(This was written on Thursday of last week and has been sitting as a draft ever since, sorry!)
So, even though I am leaving on a bus for Chicago at midnight tonight and have yet to pack or really do any sort of prep (aside from thinking about all the things I have yet to do), last night Drew and I made the time to meet my parents at the Cleveland Museum of Art to attend a performance of 13 Most Beautiful.
I’ll be totally honest — I had a bad day yesterday, was super freaked out about not being ready for my trip (I’m attending the second annual Chicago Zine Fest and, as of last night, had yet to make any copies of anything for the table that I’m sharing with my pal Jami), and actually called my dad and asked him point blank if the performance was going to be “boring.” Long story short, I was being a huge brat yesterday and this wasn’t boring at all. It was (forgive what is sure to become an overuse of the following word) beautiful.

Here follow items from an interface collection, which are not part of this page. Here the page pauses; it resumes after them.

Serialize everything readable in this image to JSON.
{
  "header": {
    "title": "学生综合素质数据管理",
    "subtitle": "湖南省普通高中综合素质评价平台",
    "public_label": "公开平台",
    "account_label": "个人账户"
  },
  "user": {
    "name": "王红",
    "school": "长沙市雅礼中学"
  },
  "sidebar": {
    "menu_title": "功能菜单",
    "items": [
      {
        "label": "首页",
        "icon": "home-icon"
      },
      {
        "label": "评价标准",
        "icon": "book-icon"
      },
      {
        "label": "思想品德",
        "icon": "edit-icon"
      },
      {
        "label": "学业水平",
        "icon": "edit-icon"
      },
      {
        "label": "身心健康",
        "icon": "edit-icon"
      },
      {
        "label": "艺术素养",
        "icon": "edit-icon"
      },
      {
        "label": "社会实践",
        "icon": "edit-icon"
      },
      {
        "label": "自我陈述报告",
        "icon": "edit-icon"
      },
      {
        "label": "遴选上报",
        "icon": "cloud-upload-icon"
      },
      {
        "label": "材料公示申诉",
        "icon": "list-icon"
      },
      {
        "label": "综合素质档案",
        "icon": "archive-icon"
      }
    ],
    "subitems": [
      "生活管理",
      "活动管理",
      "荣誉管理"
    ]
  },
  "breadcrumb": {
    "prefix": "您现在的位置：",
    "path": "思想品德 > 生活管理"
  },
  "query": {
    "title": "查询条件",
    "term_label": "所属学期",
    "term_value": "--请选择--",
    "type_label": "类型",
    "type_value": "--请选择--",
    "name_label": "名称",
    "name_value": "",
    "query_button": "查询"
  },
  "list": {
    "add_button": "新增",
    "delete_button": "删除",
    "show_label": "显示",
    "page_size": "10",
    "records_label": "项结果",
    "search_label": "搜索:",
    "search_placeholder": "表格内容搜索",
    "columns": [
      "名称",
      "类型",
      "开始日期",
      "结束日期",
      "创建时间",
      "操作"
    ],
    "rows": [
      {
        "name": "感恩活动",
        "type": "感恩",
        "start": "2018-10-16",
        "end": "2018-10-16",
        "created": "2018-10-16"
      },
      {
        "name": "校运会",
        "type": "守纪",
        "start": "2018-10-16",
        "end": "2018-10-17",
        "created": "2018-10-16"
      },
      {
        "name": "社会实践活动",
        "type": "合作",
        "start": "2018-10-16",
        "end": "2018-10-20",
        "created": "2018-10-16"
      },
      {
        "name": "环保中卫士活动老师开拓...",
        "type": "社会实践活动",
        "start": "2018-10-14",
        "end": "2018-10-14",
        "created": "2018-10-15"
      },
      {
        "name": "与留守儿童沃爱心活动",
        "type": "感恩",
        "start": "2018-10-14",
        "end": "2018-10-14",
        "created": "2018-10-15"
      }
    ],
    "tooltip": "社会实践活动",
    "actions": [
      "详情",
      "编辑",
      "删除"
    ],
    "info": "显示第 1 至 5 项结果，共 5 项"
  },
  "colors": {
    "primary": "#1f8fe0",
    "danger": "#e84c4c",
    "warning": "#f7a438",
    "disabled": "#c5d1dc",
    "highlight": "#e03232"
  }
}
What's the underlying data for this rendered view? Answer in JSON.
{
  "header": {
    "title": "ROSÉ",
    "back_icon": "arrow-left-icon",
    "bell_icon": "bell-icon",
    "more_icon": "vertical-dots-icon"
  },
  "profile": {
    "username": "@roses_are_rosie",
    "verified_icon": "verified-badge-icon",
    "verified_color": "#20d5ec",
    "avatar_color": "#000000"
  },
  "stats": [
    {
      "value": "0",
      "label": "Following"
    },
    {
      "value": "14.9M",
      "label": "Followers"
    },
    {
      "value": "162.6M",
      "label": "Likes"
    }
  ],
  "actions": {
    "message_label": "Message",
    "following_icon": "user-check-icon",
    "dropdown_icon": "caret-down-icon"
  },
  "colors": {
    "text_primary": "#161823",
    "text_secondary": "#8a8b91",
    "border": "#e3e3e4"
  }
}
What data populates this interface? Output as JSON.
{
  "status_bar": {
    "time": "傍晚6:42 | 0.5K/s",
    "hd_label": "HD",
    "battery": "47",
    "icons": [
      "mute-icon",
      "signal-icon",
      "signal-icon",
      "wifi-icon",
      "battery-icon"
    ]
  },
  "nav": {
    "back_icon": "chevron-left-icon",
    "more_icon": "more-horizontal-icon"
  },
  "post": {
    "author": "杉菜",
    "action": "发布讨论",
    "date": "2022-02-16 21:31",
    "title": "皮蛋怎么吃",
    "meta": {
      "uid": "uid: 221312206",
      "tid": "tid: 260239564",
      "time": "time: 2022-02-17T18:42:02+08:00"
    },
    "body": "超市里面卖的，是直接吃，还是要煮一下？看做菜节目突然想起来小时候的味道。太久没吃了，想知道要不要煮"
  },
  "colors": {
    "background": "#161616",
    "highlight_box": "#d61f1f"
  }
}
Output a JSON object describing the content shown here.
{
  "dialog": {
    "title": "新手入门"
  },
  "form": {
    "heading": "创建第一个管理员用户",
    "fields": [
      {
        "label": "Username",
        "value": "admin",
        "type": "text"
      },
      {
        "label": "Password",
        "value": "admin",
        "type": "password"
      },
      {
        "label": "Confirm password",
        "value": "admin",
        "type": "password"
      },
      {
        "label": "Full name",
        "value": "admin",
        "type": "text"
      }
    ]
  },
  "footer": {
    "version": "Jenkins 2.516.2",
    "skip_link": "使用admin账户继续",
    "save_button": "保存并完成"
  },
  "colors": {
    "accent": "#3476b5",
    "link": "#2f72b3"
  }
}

13 Most Beautiful is a screening of 13 of Andy Warhol’s screen tests accompanied by a performance of originals and covers. Growing up, I went through this Warhol thing, like a lot of weird nerdy teenagers probably do. I think a lot of young people of a certain background key into Warhol as an admirable figure because he was able to (as my dad, quoting Hugh Hefner, would say) “create his own subculture and become the center of it.” I remember being a teenager, reading POPism and thinking, “This guys rules!” I also remember, later, listening to a tape installation at the Warhol museum that allowed you to pick up a phone and “overhear” phone conversations that Andy had obsessively taped and thinking, “This guy is a total dick and I kind of hate him right now!” (The conversation I “overheard” involved Andy tormenting a girl to the point of tears by iterating all the reasons she would never fit in with the Factory crowd.) I think that falling in and, subsequently, out with Warhol are definitely key processes in coming of age for very certain types of people.
I guess what I’m getting at is that my feelings about Warhol have warmed and cooled over the years. And, as an adult, I find myself in a place where I no longer admire him unabashedly, but instead approach his work not only with a more critical eye, but with a more nuanced understanding of the ways in which our privileges intersect with our lived experiences to impact the lives we live and the art we make.
For me, growing up, so much of Warhol’s work was about the absence of emotion and decontextualizing people and objects to the point of viewer amusement and, in turn, discomfort. Watching original screen tests can be painful. Though the first few seconds allow you to indulge in a pleasantly voyeuristic feeling, as the seconds stretch into minutes the absence of sound and structure grows increasingly difficult to handle and you begin to feel compelled to look away. By scoring the screen tests, Dean and Britta create a new path of engagement. It becomes easier to watch, to look, because the music gives you emotions to engage with that Warhol’s work often doesn’t.
Yesterday I was talking to April about the way our brains work — continuing to allocate space to information we may not have accessed in years — and how I was awed by the things I could still remember. Sitting in the Gartner Auditorium, I couldn’t believe how much I remembered about Warhol’s Factory — minute facts about Ann Buchanan, Billy Name, International Velvet. I guess that’s what happens when you spend your early adolescence reading memoirs and oral histories.
I didn’t expect to be as moved by this as I was. There was something haunting about the combination of film and music and I found myself responding in a way that I hadn’t anticipated at all and I’m grateful for that. It had been far too long since I had been to a performance that invited me to engage in new and unexpected ways.
Their Cleveland show was one of the last US performance of 13 Most Beautiful for a little while, but all you Europeans are in luck as Dean and Britta have a number of European dates for both 13 Most Beautiful and Dean Wareham Plays Galaxie 500 (tour dates.)
13 Most Beautiful has been released on both CD and DVD and can be purchased here.
Lastly, for your approval, two of my favorite screen tests and their accompanying songs:
(Paul America, “Teenage Lightning and Lonely Highways”)
(Ann Buchanan, “Ann Buchanan Theme”)